Famous faces were a common sight. UK TV star Terry Wogan loved Concorde's ability to let him eat "breakfast at Heathrow, and breakfast again on arrival in New York." In 1985, rock star Phil Collins whizzed supersonically across the Atlantic to play in both legs of the Live Aid concert, in London and Philadelphia. Two years later, land-speed record holder Richard Noble went two better, crossing the Atlantic three times in a day while letting someone else take control for a change.


Touching back down

The beginning of the end came on 25 July 2000 with the fatal accident that killed all 100 passengers plus nine crew and four people on the ground. Taking off from Paris Charles de Gaulle towards New York's JFK airport, Air France flight 4590 rolled over a metallic strip which had fallen off a DC-10; the metal exploded one of Concorde's tyres, a fragment of which pierced a fuel tank and caused a fire, the resulting loss of power sending the plane crashing into the grounds of a nearby hotel. 

Grounded for more than a year, Concorde was retrofitted with unburstable tyres and Kevlar-lined fuel tanks, but its image had been tarnished by that first ever fatal accident – and worse was to follow for the industry. Concorde's first flight after its enforced break triumphantly touched down at JFK airport on the bright, innocent morning of 11 September 2001.

The 9/11 attacks on the U.S. crippled the aviation industry, and fresh memories of the Paris crash – coupled with Concorde's high profile and lavish reputation making many assume it would be a target for terrorism – hurt the supersonic flier more than most. Suddenly, speed wasn't a priority compared with safety.
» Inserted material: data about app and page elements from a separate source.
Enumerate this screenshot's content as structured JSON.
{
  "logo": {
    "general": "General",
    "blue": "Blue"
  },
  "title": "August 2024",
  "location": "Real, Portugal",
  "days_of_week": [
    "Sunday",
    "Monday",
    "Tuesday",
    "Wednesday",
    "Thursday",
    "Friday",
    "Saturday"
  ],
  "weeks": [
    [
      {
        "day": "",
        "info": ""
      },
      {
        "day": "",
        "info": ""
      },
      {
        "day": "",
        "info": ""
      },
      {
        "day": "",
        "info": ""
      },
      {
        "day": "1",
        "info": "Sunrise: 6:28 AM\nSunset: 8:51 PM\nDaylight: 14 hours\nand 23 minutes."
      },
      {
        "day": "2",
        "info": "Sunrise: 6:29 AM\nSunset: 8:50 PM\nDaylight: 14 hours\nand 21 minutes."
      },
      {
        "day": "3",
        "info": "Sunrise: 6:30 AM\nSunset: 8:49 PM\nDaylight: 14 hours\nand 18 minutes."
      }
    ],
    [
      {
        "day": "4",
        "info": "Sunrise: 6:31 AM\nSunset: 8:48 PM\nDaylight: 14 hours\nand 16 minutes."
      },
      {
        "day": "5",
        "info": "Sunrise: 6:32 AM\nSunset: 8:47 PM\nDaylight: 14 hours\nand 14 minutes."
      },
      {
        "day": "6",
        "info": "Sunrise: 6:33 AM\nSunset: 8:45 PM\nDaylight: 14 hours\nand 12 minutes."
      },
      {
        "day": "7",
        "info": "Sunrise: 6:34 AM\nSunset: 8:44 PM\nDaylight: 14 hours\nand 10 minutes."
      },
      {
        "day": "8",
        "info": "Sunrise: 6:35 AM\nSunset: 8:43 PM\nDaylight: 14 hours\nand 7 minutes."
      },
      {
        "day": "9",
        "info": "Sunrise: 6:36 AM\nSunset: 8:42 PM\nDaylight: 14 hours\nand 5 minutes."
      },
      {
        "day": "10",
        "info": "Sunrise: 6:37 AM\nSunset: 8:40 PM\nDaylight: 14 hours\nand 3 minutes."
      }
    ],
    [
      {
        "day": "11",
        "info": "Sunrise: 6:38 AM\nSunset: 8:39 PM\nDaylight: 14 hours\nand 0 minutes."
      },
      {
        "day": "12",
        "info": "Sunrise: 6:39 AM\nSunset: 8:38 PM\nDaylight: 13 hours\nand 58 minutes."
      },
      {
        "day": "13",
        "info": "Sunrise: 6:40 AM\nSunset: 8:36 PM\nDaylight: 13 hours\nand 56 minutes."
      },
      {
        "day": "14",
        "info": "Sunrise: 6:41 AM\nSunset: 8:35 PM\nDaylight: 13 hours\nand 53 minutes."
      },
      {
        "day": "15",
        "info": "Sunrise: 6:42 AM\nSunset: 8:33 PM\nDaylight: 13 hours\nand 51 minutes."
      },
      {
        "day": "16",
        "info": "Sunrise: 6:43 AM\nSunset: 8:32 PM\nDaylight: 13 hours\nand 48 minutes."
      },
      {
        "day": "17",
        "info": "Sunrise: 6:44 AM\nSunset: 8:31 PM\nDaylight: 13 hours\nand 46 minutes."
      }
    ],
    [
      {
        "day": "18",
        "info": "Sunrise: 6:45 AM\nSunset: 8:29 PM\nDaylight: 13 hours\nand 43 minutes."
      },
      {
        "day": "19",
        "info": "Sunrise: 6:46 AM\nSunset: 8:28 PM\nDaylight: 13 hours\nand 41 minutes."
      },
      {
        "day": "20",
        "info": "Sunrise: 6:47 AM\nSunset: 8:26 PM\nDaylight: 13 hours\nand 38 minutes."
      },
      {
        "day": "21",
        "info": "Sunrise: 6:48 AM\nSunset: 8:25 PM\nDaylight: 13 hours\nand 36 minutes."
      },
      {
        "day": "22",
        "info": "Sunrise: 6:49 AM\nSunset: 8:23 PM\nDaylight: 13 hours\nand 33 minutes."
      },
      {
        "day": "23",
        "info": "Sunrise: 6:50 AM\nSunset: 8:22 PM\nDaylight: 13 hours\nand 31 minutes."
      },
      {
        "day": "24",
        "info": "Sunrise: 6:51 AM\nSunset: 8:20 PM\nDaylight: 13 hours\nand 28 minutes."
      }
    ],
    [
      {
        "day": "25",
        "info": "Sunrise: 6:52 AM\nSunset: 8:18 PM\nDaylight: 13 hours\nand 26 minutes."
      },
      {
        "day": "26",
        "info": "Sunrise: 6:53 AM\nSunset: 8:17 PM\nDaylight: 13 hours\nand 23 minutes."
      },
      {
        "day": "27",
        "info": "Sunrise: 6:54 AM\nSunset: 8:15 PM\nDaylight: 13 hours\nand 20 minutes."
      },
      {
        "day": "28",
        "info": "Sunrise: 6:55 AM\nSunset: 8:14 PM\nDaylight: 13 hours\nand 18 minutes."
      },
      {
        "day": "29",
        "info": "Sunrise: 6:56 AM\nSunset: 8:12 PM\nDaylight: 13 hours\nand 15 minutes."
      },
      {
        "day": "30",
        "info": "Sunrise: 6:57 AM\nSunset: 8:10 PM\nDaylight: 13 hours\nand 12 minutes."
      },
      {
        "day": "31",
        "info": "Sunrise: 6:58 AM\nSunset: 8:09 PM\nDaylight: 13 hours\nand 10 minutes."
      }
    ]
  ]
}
Flames shoot out of Air France flight 4590 a few minutes before the plane crashed, killing 113 people. /AFP

Flames shoot out of Air France flight 4590 a few minutes before the plane crashed, killing 113 people. /AFP


"For some people, saving those four hours was vital," said Bob van der Linden of the Aeronautics Department of the Smithsonian Institution's National Air and Space Museum. "But for most people it wasn't that important. And not enough to justify the price tag."

In addition, Concorde's technology – groundbreaking a generation earlier – was now beginning to date. Compared with newer digital interfaces, its analogue cockpit not only looked dated but its operation was now overly complicated: no other British Airways plane still required a flight engineer, a role which had been eliminated by the incremental improvements forced by stiff competition upon the likes of the 747. 

The final straw was lack of support from Concorde's two parent companies, buffeted by the winds of post-9/11 industry troubles. In April 2003, British Airways and Airbus (which had bought France's Aerospatiale in 2000) issued a joint statement that they would retire Concorde before the year was out.


Remembering the future

There have been attempts to save or revive Concorde: Richard Branson tried to buy the brand for his Virgin carrier and a few optimistic souls have raised money towards restoration of service. But in truth, the world that Concorde changed has moved on. 

While global income inequality means there are more super-rich than ever before, those with deep pockets do not tend to travel in shared spaces: the modern aviation status symbol is not a Concorde ticket but a private jet. There are now nearly 5,000 of them in operation, with estimating that 8 percent of all European flights are private. 

That's not to say the spirit of scientific collaboration is gone; nowadays, the frontiers of traveling technology are pushed by the European Space Agency.

We will doubtless see improvements continue, but the democratization of flying embodied by the 747 and its descendants is at odds with the stratification personified by high-flying Concorde. 

"It seems very likely that business people with a lot of money could be flying supersonic private jets," said Samme Chittum, author of The Last Days of Concorde. "It seems unlikely that supersonic flights will become commercially available to everyone."